consistently, with a strategy and operational metrics
tuned to its specific needs.
Michael E. Raynor
Deloitte Consulting LLP
Over the last 20 years, great strides have been made in getting CIOs a seat at the strategy table. Next stop? Bringing CIOs
into innovation conversations. But should they lead that discussion?
For many businesses, the IT infrastructure is the enabling technology that provides opportunities to innovate and break
constraints – which is at the core of disrupting business as usual for competitive advantage. It makes sense that CIOs
should be at the forefront.
But is it worth trading short-term efficiency for possible long-term advantage? This is where disruption theory has merit.
It’s very hard to make this tradeoff when you’re told that innovation is fundamentally unpredictable. You have to be
willing to fail. You have to embrace many false starts and few are willing to take such risks. Many CIOs are satisfied with
keeping up with the art of the possible.
The good news is that disruption theory shows that game-changing innovation is more predictable than many think. So
it’s wise to evaluate the potential returns from disruptive innovations as well as sustaining ones.
Of course, even CIOs who have earned their stripes through sound IT stewardship should take stock before stepping into
the realm of innovation. The same processes, approaches and frameworks that made them successful in the past will likely
be insufficient in this new world. But those who are able to adopt the mindset and tools necessary to shake up business

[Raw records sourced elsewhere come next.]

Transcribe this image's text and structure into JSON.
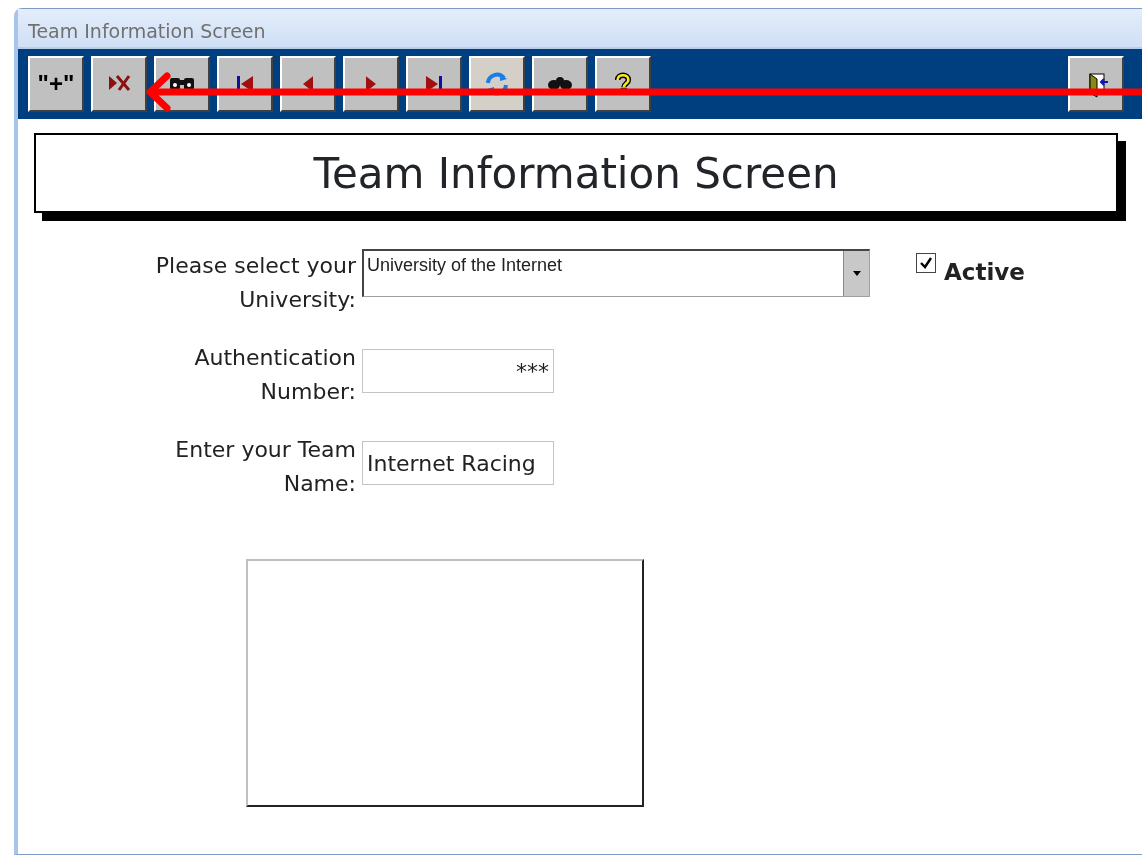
{
  "window": {
    "title": "Team Information Screen"
  },
  "toolbar": [
    {
      "kind": "text",
      "label": "\"+\""
    },
    {
      "kind": "delete"
    },
    {
      "kind": "find"
    },
    {
      "kind": "first"
    },
    {
      "kind": "previous"
    },
    {
      "kind": "next"
    },
    {
      "kind": "last"
    },
    {
      "kind": "refresh"
    },
    {
      "kind": "group"
    },
    {
      "kind": "help"
    }
  ],
  "exit_button": {
    "kind": "exit"
  },
  "heading": "Team Information Screen",
  "form": {
    "university": {
      "label": "Please select your University:",
      "value": "University of the Internet"
    },
    "active": {
      "label": "Active",
      "checked": true
    },
    "authentication": {
      "label": "Authentication Number:",
      "value": "***"
    },
    "team_name": {
      "label": "Enter your Team Name:",
      "value": "Internet Racing"
    }
  },
  "annotation": {
    "kind": "arrow"
  }
}
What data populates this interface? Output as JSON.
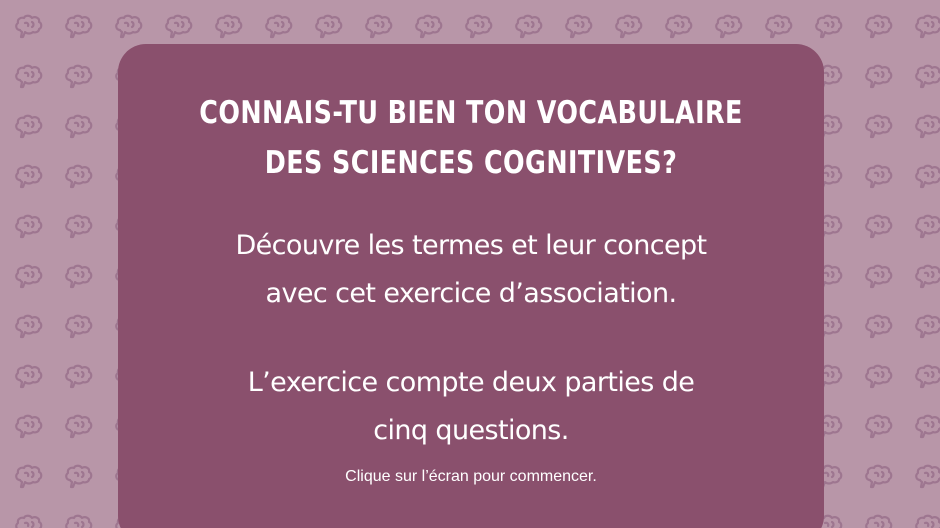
{
  "colors": {
    "background": "#b896a8",
    "pattern_icon": "#9e7690",
    "card": "#8a506d",
    "text": "#ffffff"
  },
  "background_icon": "brain-icon",
  "intro": {
    "title_lines": [
      "CONNAIS-TU BIEN TON VOCABULAIRE",
      "DES SCIENCES COGNITIVES?"
    ],
    "description_1_lines": [
      "Découvre les termes et leur concept",
      "avec cet exercice d’association."
    ],
    "description_2_lines": [
      "L’exercice compte deux parties de",
      "cinq questions."
    ],
    "hint": "Clique sur l’écran pour commencer."
  }
}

models, while still effectively running the business of IT, are in a rare position to guide innovation investments that could
lead to business breakthroughs.